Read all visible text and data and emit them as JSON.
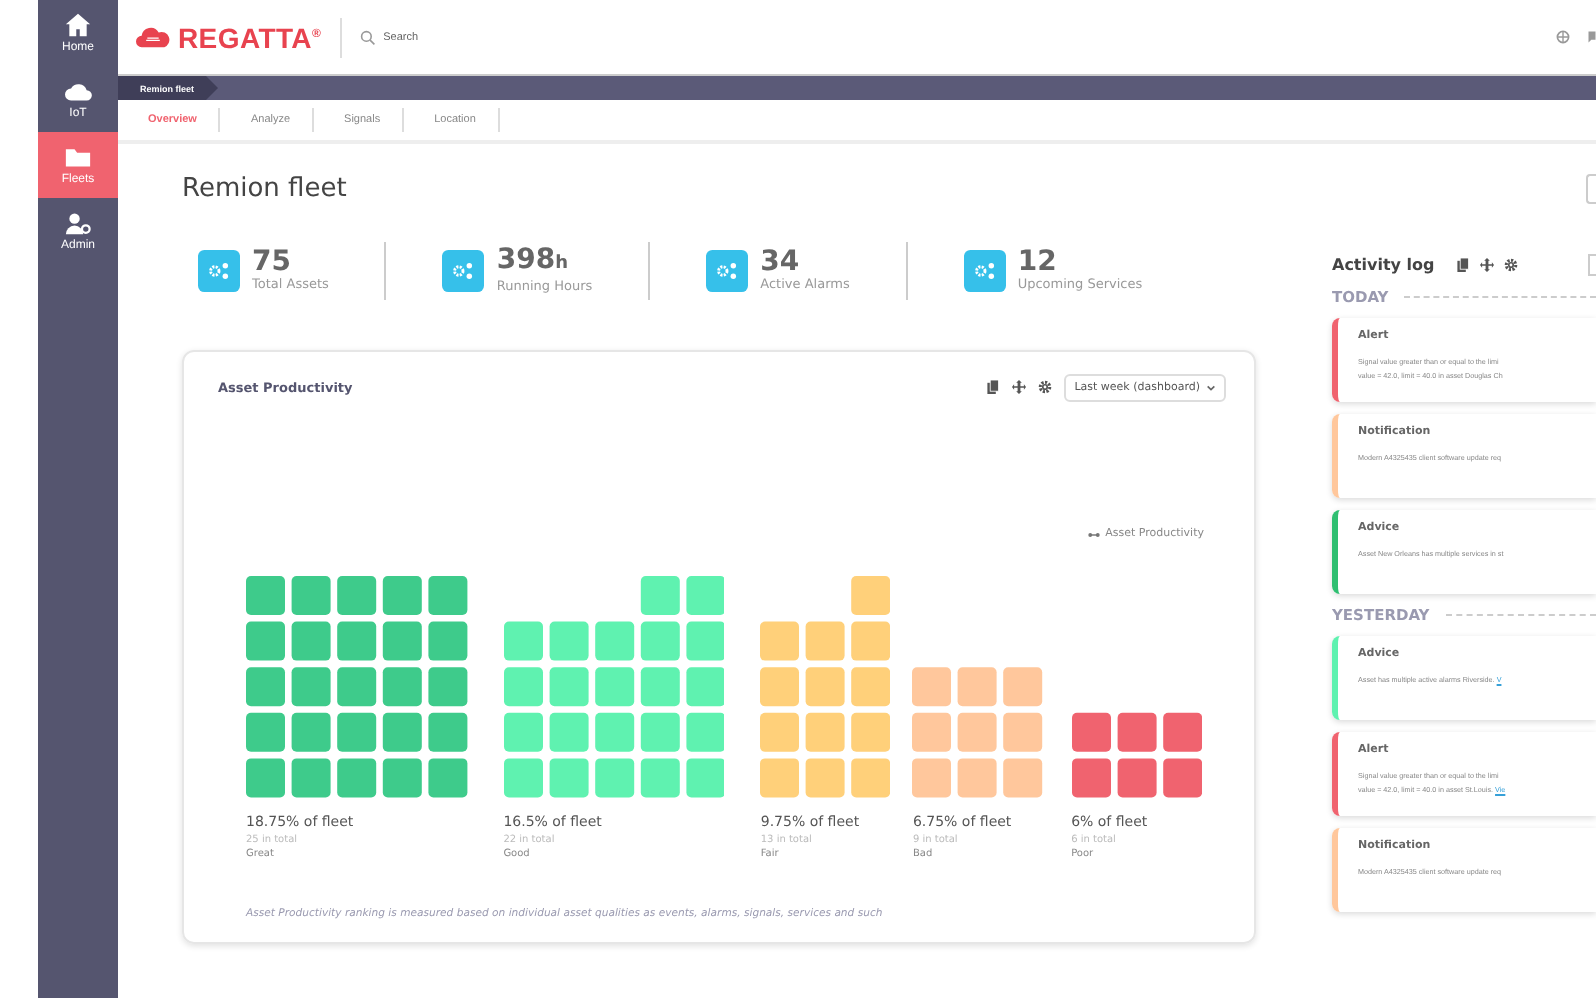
{
  "sidebar": {
    "items": [
      {
        "kind": "home",
        "label": "Home",
        "selected": false
      },
      {
        "kind": "cloud",
        "label": "IoT",
        "selected": false
      },
      {
        "kind": "folder",
        "label": "Fleets",
        "selected": true
      },
      {
        "kind": "admin",
        "label": "Admin",
        "selected": false
      }
    ]
  },
  "header": {
    "logo": "REGATTA$^{®}$",
    "search": {
      "placeholder": "Search"
    }
  },
  "breadcrumb": "Remion fleet",
  "tabs": [
    {
      "label": "Overview",
      "selected": true
    },
    {
      "label": "Analyze",
      "selected": false
    },
    {
      "label": "Signals",
      "selected": false
    },
    {
      "label": "Location",
      "selected": false
    }
  ],
  "title": "Remion fleet",
  "stats": [
    {
      "value": "75",
      "label": "Total Assets"
    },
    {
      "value": "398",
      "unit": "h",
      "label": "Running Hours"
    },
    {
      "value": "34",
      "label": "Active Alarms"
    },
    {
      "value": "12",
      "label": "Upcoming Services"
    }
  ],
  "productivity": {
    "title": "Asset Productivity",
    "period": "Last week (dashboard)",
    "legend": "Asset Productivity",
    "groups": [
      {
        "share": "18.75% of fleet",
        "total": "25 in total",
        "label": "Great",
        "color": "#3ecb8b"
      },
      {
        "share": "16.5% of fleet",
        "total": "22 in total",
        "label": "Good",
        "color": "#5ff2b0"
      },
      {
        "share": "9.75% of fleet",
        "total": "13 in total",
        "label": "Fair",
        "color": "#ffd07a"
      },
      {
        "share": "6.75% of fleet",
        "total": "9 in total",
        "label": "Bad",
        "color": "#ffc79c"
      },
      {
        "share": "6% of fleet",
        "total": "6 in total",
        "label": "Poor",
        "color": "#f0636f"
      }
    ],
    "note": "Asset Productivity ranking  is measured based on individual asset qualities as events, alarms, signals, services and such"
  },
  "activity_log": {
    "title": "Activity log",
    "sections": [
      {
        "heading": "TODAY",
        "entries": [
          {
            "title": "Alert",
            "color": "#f0636f",
            "lines": [
              "Signal value greater than or equal to the limi",
              "value = 42.0, limit = 40.0 in asset Douglas Ch"
            ]
          },
          {
            "title": "Notification",
            "color": "#ffc79c",
            "lines": [
              "Modern A4325435 client software update req"
            ]
          },
          {
            "title": "Advice",
            "color": "#2fbf71",
            "lines": [
              "Asset New Orleans has multiple services in st"
            ]
          }
        ]
      },
      {
        "heading": "YESTERDAY",
        "entries": [
          {
            "title": "Advice",
            "color": "#5ff2b0",
            "lines": [
              "Asset  has multiple active alarms Riverside."
            ],
            "link": "V"
          },
          {
            "title": "Alert",
            "color": "#f0636f",
            "lines": [
              "Signal value greater than or equal to the limi",
              "value = 42.0, limit = 40.0 in asset St.Louis."
            ],
            "link": "Vie"
          },
          {
            "title": "Notification",
            "color": "#ffc79c",
            "lines": [
              "Modern A4325435 client software update req"
            ]
          }
        ]
      }
    ]
  }
}
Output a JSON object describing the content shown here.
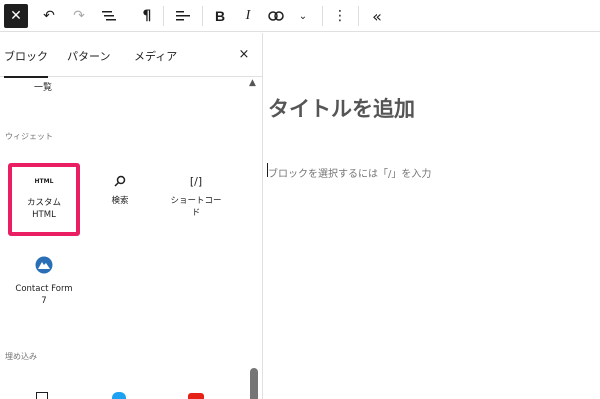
{
  "toolbar": {
    "close_icon": "close-icon",
    "undo_icon": "undo-icon",
    "redo_icon": "redo-icon",
    "list_view_icon": "list-view-icon",
    "paragraph_icon": "paragraph-icon",
    "align_icon": "align-icon",
    "bold": "B",
    "italic": "I",
    "link_icon": "link-icon",
    "more_rich_icon": "chevron-down-icon",
    "options_icon": "more-vertical-icon",
    "collapse_icon": "chevron-double-left-icon"
  },
  "sidebar": {
    "tabs": [
      {
        "label": "ブロック"
      },
      {
        "label": "パターン"
      },
      {
        "label": "メディア"
      }
    ],
    "close": "×",
    "partial_item_label": "一覧",
    "widgets_title": "ウィジェット",
    "widgets": [
      {
        "icon_text": "HTML",
        "label_line1": "カスタム",
        "label_line2": "HTML"
      },
      {
        "icon_text": "⌕",
        "label_line1": "検索",
        "label_line2": ""
      },
      {
        "icon_text": "[/]",
        "label_line1": "ショートコー",
        "label_line2": "ド"
      },
      {
        "icon_text": "",
        "label_line1": "Contact Form",
        "label_line2": "7"
      }
    ],
    "embeds_title": "埋め込み"
  },
  "editor": {
    "title_placeholder": "タイトルを追加",
    "block_placeholder": "ブロックを選択するには「/」を入力"
  },
  "colors": {
    "highlight": "#e91e63",
    "contact_form_icon": "#2a6fb5"
  }
}
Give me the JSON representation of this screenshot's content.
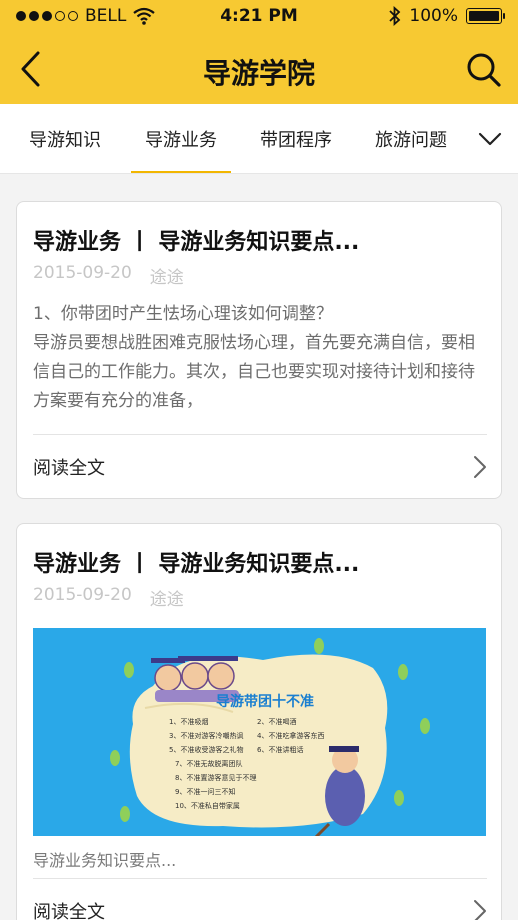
{
  "status_bar": {
    "carrier": "BELL",
    "time": "4:21 PM",
    "battery": "100%",
    "battery_level": 1.0,
    "signal_bars": 3,
    "signal_max": 5
  },
  "nav": {
    "title": "导游学院",
    "back_icon": "chevron-left-icon",
    "search_icon": "search-icon"
  },
  "tabs": {
    "items": [
      "导游知识",
      "导游业务",
      "带团程序",
      "旅游问题"
    ],
    "active_index": 1,
    "more_icon": "chevron-down-icon",
    "accent_color": "#f2b600"
  },
  "articles": [
    {
      "title": "导游业务 丨 导游业务知识要点...",
      "date": "2015-09-20",
      "author": "途途",
      "excerpt": "1、你带团时产生怯场心理该如何调整？\n导游员要想战胜困难克服怯场心理，首先要充满自信，要相信自己的工作能力。其次，自己也要实现对接待计划和接待方案要有充分的准备，",
      "read_more": "阅读全文"
    },
    {
      "title": "导游业务 丨 导游业务知识要点...",
      "date": "2015-09-20",
      "author": "途途",
      "caption": "导游业务知识要点...",
      "read_more": "阅读全文",
      "image": {
        "heading": "导游带团十不准",
        "rules": [
          "1、不准吸烟",
          "2、不准喝酒",
          "3、不准对游客冷嘲热讽",
          "4、不准吃拿游客东西",
          "5、不准收受游客之礼物",
          "6、不准讲粗话",
          "7、不准无故脱离团队",
          "8、不准置游客意见于不理",
          "9、不准一问三不知",
          "10、不准私自带家属"
        ]
      }
    }
  ],
  "colors": {
    "header_yellow": "#f7c932",
    "page_bg": "#f3f3f3",
    "image_blue": "#2aa8e8"
  }
}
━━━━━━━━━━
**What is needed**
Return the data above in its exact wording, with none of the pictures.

**Exercise answer**
Read all visible text and data and emit them as JSON.
{
  "sidebar": {
    "items": [
      {
        "kind": "home",
        "label": "Home",
        "selected": false
      },
      {
        "kind": "cloud",
        "label": "IoT",
        "selected": false
      },
      {
        "kind": "folder",
        "label": "Fleets",
        "selected": true
      },
      {
        "kind": "admin",
        "label": "Admin",
        "selected": false
      }
    ]
  },
  "header": {
    "logo": "REGATTA$^{®}$",
    "search": {
      "placeholder": "Search"
    }
  },
  "breadcrumb": "Remion fleet",
  "tabs": [
    {
      "label": "Overview",
      "selected": true
    },
    {
      "label": "Analyze",
      "selected": false
    },
    {
      "label": "Signals",
      "selected": false
    },
    {
      "label": "Location",
      "selected": false
    }
  ],
  "title": "Remion fleet",
  "stats": [
    {
      "value": "75",
      "label": "Total Assets"
    },
    {
      "value": "398",
      "unit": "h",
      "label": "Running Hours"
    },
    {
      "value": "34",
      "label": "Active Alarms"
    },
    {
      "value": "12",
      "label": "Upcoming Services"
    }
  ],
  "productivity": {
    "title": "Asset Productivity",
    "period": "Last week (dashboard)",
    "legend": "Asset Productivity",
    "groups": [
      {
        "share": "18.75% of fleet",
        "total": "25 in total",
        "label": "Great",
        "color": "#3ecb8b"
      },
      {
        "share": "16.5% of fleet",
        "total": "22 in total",
        "label": "Good",
        "color": "#5ff2b0"
      },
      {
        "share": "9.75% of fleet",
        "total": "13 in total",
        "label": "Fair",
        "color": "#ffd07a"
      },
      {
        "share": "6.75% of fleet",
        "total": "9 in total",
        "label": "Bad",
        "color": "#ffc79c"
      },
      {
        "share": "6% of fleet",
        "total": "6 in total",
        "label": "Poor",
        "color": "#f0636f"
      }
    ],
    "note": "Asset Productivity ranking  is measured based on individual asset qualities as events, alarms, signals, services and such"
  },
  "activity_log": {
    "title": "Activity log",
    "sections": [
      {
        "heading": "TODAY",
        "entries": [
          {
            "title": "Alert",
            "color": "#f0636f",
            "lines": [
              "Signal value greater than or equal to the limi",
              "value = 42.0, limit = 40.0 in asset Douglas Ch"
            ]
          },
          {
            "title": "Notification",
            "color": "#ffc79c",
            "lines": [
              "Modern A4325435 client software update req"
            ]
          },
          {
            "title": "Advice",
            "color": "#2fbf71",
            "lines": [
              "Asset New Orleans has multiple services in st"
            ]
          }
        ]
      },
      {
        "heading": "YESTERDAY",
        "entries": [
          {
            "title": "Advice",
            "color": "#5ff2b0",
            "lines": [
              "Asset  has multiple active alarms Riverside."
            ],
            "link": "V"
          },
          {
            "title": "Alert",
            "color": "#f0636f",
            "lines": [
              "Signal value greater than or equal to the limi",
              "value = 42.0, limit = 40.0 in asset St.Louis."
            ],
            "link": "Vie"
          },
          {
            "title": "Notification",
            "color": "#ffc79c",
            "lines": [
              "Modern A4325435 client software update req"
            ]
          }
        ]
      }
    ]
  }
}
Output a JSON object describing the content shown here.
{
  "toolbar": {
    "close_icon": "close-icon",
    "undo_icon": "undo-icon",
    "redo_icon": "redo-icon",
    "list_view_icon": "list-view-icon",
    "paragraph_icon": "paragraph-icon",
    "align_icon": "align-icon",
    "bold": "B",
    "italic": "I",
    "link_icon": "link-icon",
    "more_rich_icon": "chevron-down-icon",
    "options_icon": "more-vertical-icon",
    "collapse_icon": "chevron-double-left-icon"
  },
  "sidebar": {
    "tabs": [
      {
        "label": "ブロック"
      },
      {
        "label": "パターン"
      },
      {
        "label": "メディア"
      }
    ],
    "close": "×",
    "partial_item_label": "一覧",
    "widgets_title": "ウィジェット",
    "widgets": [
      {
        "icon_text": "HTML",
        "label_line1": "カスタム",
        "label_line2": "HTML"
      },
      {
        "icon_text": "⌕",
        "label_line1": "検索",
        "label_line2": ""
      },
      {
        "icon_text": "[/]",
        "label_line1": "ショートコー",
        "label_line2": "ド"
      },
      {
        "icon_text": "",
        "label_line1": "Contact Form",
        "label_line2": "7"
      }
    ],
    "embeds_title": "埋め込み"
  },
  "editor": {
    "title_placeholder": "タイトルを追加",
    "block_placeholder": "ブロックを選択するには「/」を入力"
  },
  "colors": {
    "highlight": "#e91e63",
    "contact_form_icon": "#2a6fb5"
  }
}
Give me the JSON representation of this screenshot's content.
{
  "status_bar": {
    "carrier": "BELL",
    "time": "4:21 PM",
    "battery": "100%",
    "battery_level": 1.0,
    "signal_bars": 3,
    "signal_max": 5
  },
  "nav": {
    "title": "导游学院",
    "back_icon": "chevron-left-icon",
    "search_icon": "search-icon"
  },
  "tabs": {
    "items": [
      "导游知识",
      "导游业务",
      "带团程序",
      "旅游问题"
    ],
    "active_index": 1,
    "more_icon": "chevron-down-icon",
    "accent_color": "#f2b600"
  },
  "articles": [
    {
      "title": "导游业务 丨 导游业务知识要点...",
      "date": "2015-09-20",
      "author": "途途",
      "excerpt": "1、你带团时产生怯场心理该如何调整？\n导游员要想战胜困难克服怯场心理，首先要充满自信，要相信自己的工作能力。其次，自己也要实现对接待计划和接待方案要有充分的准备，",
      "read_more": "阅读全文"
    },
    {
      "title": "导游业务 丨 导游业务知识要点...",
      "date": "2015-09-20",
      "author": "途途",
      "caption": "导游业务知识要点...",
      "read_more": "阅读全文",
      "image": {
        "heading": "导游带团十不准",
        "rules": [
          "1、不准吸烟",
          "2、不准喝酒",
          "3、不准对游客冷嘲热讽",
          "4、不准吃拿游客东西",
          "5、不准收受游客之礼物",
          "6、不准讲粗话",
          "7、不准无故脱离团队",
          "8、不准置游客意见于不理",
          "9、不准一问三不知",
          "10、不准私自带家属"
        ]
      }
    }
  ],
  "colors": {
    "header_yellow": "#f7c932",
    "page_bg": "#f3f3f3",
    "image_blue": "#2aa8e8"
  }
}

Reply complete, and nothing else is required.